[App and web page records]
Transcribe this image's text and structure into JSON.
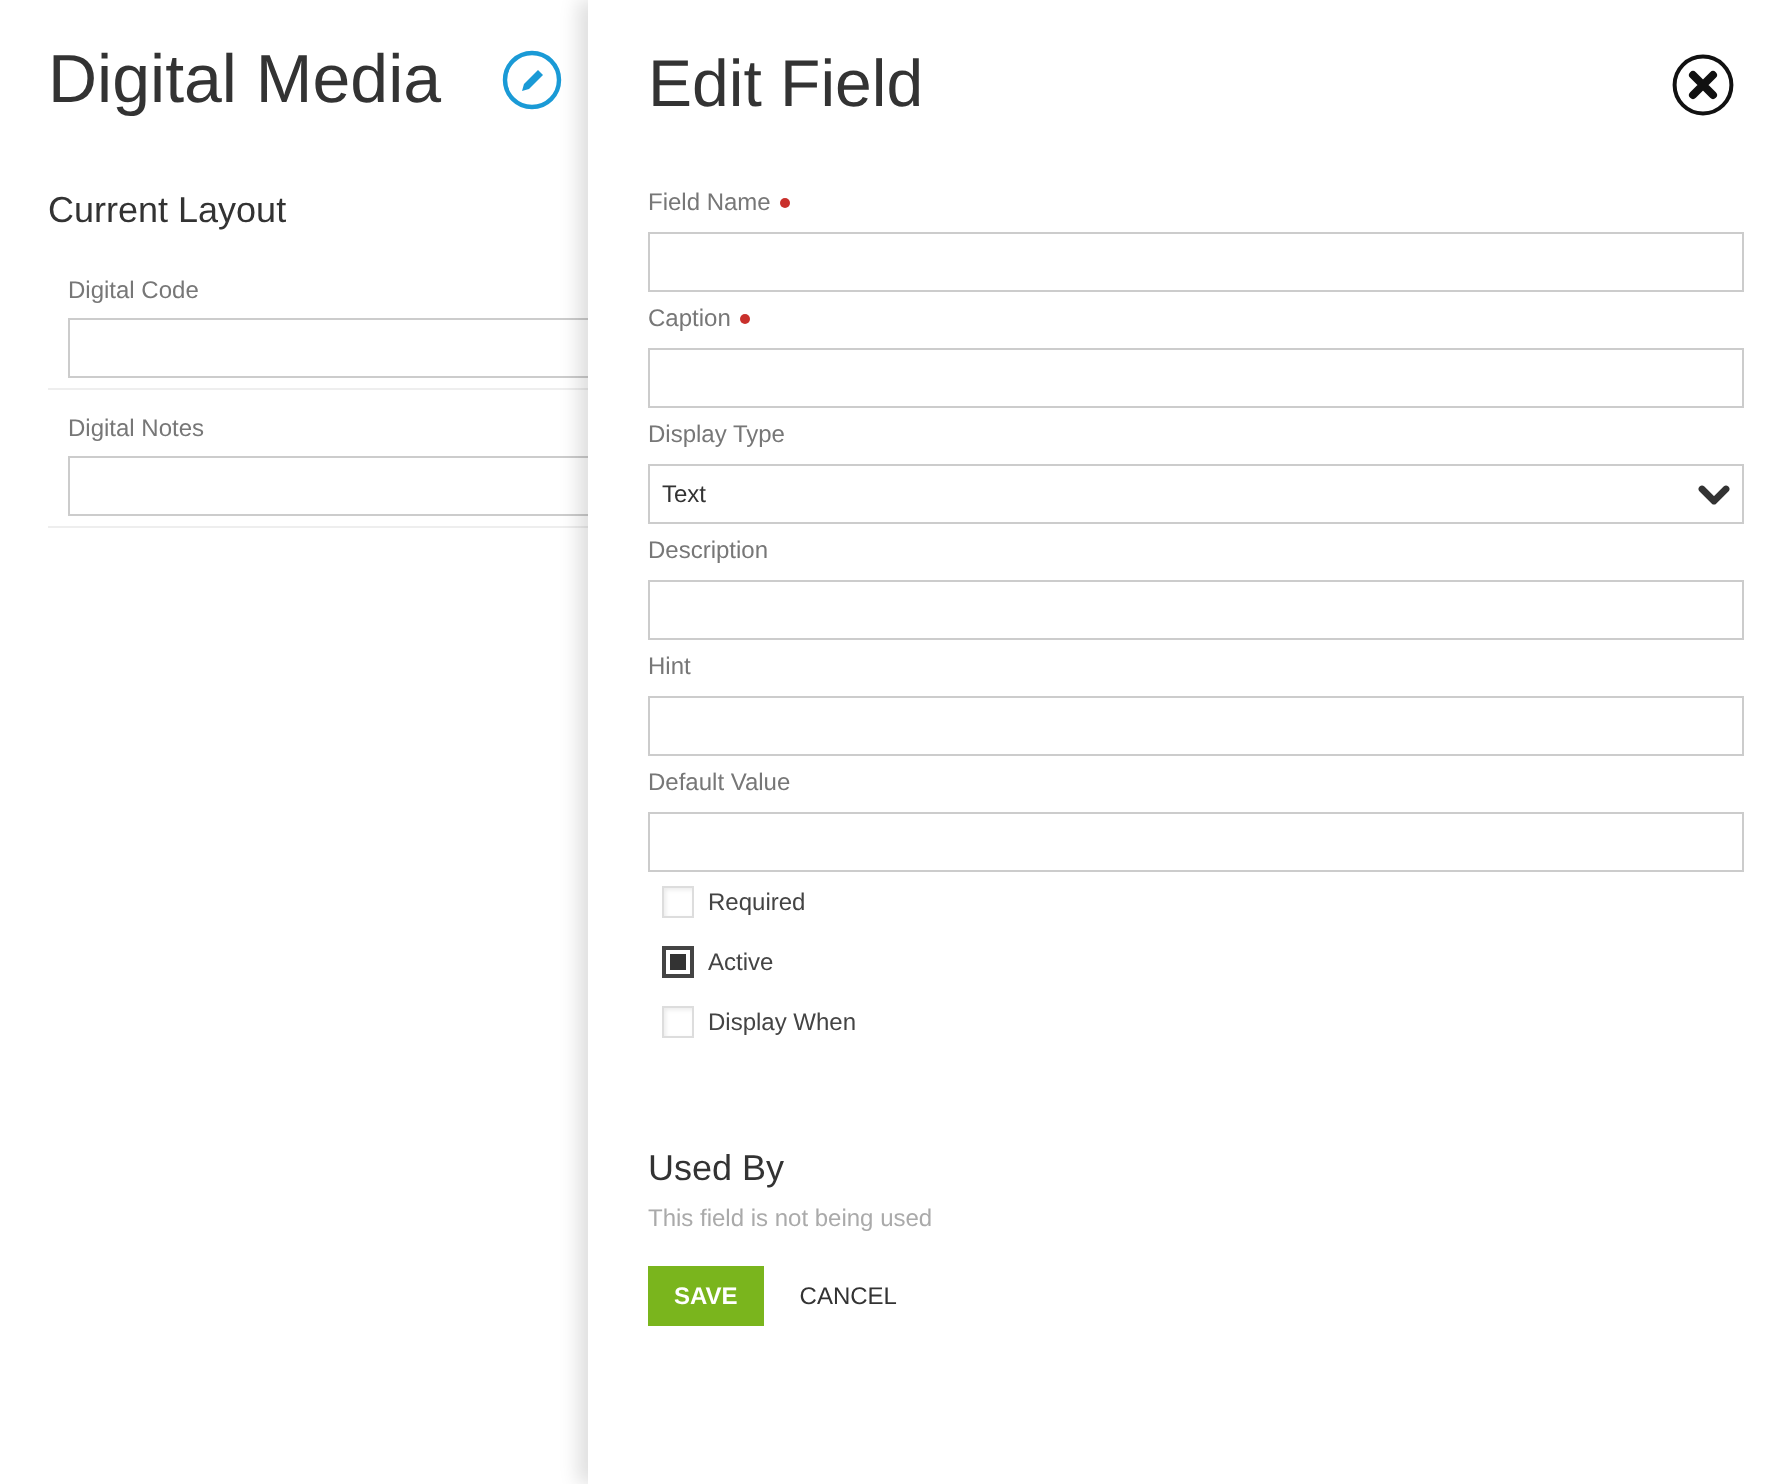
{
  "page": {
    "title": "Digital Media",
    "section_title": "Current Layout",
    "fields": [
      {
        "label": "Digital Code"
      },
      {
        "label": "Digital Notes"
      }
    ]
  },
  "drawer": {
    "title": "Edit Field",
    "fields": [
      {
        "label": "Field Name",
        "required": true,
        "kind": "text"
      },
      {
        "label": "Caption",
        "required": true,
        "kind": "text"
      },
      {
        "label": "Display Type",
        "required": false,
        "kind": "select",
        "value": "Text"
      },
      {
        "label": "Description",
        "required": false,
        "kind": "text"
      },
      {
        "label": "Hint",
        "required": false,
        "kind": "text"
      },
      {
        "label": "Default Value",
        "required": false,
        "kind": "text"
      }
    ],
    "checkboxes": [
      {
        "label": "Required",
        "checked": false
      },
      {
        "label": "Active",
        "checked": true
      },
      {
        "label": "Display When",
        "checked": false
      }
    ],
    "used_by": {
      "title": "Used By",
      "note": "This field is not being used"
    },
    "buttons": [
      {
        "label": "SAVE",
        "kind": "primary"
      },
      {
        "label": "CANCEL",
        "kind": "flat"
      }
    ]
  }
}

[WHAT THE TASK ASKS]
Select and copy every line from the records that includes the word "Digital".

[ANSWER TO THIS EXERCISE]
    "title": "Digital Media",
        "label": "Digital Code"
        "label": "Digital Notes"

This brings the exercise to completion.